Work to be completed: Give only the lines from the one containing "Enumerate this screenshot's" through the end of the material below, exactly as written.

Source material:

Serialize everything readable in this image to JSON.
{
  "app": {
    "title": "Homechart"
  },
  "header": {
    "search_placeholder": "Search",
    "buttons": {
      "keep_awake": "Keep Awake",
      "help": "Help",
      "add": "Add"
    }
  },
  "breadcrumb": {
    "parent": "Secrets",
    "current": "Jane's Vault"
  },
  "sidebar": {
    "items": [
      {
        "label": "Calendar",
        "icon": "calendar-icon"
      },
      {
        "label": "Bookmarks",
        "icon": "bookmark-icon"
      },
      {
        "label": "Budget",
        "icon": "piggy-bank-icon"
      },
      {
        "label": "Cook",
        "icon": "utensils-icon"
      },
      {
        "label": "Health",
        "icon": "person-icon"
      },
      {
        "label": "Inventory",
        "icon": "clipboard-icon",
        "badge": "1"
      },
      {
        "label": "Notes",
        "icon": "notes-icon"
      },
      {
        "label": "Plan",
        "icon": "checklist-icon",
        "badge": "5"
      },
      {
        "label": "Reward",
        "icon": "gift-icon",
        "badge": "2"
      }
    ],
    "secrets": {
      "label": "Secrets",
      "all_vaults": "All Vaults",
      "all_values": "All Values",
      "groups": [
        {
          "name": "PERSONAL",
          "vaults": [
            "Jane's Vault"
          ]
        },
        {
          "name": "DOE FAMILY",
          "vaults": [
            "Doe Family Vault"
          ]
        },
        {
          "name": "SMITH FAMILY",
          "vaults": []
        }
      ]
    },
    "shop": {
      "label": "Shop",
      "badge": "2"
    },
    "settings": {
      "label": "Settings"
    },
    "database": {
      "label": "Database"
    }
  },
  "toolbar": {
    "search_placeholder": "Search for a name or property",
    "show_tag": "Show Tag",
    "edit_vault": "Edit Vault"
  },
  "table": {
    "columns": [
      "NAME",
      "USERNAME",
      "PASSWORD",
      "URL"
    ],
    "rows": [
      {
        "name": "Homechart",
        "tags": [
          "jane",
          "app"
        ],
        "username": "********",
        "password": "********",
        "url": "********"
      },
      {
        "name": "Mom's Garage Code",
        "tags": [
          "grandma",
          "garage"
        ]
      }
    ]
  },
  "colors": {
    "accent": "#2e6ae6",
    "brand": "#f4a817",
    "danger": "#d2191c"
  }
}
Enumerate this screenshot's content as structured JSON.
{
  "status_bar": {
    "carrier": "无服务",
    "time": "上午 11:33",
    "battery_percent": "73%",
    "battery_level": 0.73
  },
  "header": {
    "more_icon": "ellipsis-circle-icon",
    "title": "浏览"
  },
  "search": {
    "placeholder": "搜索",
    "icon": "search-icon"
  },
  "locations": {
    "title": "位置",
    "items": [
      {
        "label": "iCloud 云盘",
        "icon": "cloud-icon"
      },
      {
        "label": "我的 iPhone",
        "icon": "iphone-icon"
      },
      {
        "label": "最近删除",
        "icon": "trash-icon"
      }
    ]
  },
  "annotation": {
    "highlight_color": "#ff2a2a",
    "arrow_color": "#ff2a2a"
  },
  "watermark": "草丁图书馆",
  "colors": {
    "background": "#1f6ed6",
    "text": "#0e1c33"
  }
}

Response:
Enumerate this screenshot's content as structured JSON.
{
  "status_bar": {
    "carrier": "无服务",
    "time": "上午 11:33",
    "battery_percent": "73%",
    "battery_level": 0.73
  },
  "header": {
    "more_icon": "ellipsis-circle-icon",
    "title": "浏览"
  },
  "search": {
    "placeholder": "搜索",
    "icon": "search-icon"
  },
  "locations": {
    "title": "位置",
    "items": [
      {
        "label": "iCloud 云盘",
        "icon": "cloud-icon"
      },
      {
        "label": "我的 iPhone",
        "icon": "iphone-icon"
      },
      {
        "label": "最近删除",
        "icon": "trash-icon"
      }
    ]
  },
  "annotation": {
    "highlight_color": "#ff2a2a",
    "arrow_color": "#ff2a2a"
  },
  "watermark": "草丁图书馆",
  "colors": {
    "background": "#1f6ed6",
    "text": "#0e1c33"
  }
}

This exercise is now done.